• THE DATA:

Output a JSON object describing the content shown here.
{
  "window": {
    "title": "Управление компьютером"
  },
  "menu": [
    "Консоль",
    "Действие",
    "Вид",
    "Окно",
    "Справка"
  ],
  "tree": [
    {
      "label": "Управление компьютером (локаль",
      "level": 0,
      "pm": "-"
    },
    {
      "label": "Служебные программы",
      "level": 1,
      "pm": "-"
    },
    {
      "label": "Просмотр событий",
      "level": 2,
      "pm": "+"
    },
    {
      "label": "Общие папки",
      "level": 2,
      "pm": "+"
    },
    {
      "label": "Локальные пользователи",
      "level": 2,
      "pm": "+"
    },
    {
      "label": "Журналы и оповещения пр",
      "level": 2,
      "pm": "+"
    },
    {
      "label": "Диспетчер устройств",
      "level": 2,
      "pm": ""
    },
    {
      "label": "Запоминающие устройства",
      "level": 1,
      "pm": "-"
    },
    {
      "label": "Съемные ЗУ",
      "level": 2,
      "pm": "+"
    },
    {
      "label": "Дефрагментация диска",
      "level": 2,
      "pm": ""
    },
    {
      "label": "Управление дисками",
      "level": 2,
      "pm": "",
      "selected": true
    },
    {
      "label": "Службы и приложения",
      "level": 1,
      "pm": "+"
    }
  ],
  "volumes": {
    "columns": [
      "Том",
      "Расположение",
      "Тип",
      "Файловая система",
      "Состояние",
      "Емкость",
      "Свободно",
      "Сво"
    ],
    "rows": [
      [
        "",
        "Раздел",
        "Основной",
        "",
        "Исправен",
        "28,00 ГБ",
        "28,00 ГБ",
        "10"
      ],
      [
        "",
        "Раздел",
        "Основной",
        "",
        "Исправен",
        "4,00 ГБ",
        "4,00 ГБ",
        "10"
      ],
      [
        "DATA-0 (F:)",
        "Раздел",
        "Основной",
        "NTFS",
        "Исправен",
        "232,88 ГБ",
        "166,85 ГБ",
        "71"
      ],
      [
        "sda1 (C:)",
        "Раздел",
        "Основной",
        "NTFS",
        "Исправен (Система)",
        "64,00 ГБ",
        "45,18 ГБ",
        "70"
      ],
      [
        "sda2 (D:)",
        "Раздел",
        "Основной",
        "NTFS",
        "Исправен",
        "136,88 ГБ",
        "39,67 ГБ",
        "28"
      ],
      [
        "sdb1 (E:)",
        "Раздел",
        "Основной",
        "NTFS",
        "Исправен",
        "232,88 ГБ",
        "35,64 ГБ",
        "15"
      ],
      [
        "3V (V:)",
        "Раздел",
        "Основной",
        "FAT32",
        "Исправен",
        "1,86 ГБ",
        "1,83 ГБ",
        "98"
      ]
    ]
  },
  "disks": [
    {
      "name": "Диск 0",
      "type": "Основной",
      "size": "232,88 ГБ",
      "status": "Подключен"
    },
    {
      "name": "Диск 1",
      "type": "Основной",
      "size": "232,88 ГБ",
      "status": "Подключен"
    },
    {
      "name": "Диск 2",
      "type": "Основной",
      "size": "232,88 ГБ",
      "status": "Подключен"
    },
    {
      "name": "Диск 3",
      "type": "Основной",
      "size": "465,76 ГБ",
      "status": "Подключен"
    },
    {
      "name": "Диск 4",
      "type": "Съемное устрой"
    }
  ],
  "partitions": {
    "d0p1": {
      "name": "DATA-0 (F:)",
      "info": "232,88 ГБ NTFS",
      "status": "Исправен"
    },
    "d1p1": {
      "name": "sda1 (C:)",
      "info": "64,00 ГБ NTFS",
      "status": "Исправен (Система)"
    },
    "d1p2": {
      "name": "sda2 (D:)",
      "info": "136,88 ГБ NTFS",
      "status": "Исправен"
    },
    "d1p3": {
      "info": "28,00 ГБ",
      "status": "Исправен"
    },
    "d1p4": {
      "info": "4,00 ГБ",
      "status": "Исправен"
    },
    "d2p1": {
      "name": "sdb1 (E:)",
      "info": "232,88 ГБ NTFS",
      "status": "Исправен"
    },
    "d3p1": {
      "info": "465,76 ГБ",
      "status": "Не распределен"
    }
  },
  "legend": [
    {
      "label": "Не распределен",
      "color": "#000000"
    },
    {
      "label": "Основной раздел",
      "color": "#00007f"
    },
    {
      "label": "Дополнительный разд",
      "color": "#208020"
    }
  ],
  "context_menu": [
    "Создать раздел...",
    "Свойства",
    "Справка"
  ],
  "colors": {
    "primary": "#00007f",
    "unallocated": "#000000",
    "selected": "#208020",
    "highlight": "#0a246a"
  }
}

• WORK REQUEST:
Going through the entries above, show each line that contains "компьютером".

• WRITTEN SOLUTION:
    "title": "Управление компьютером"
      "label": "Управление компьютером (локаль",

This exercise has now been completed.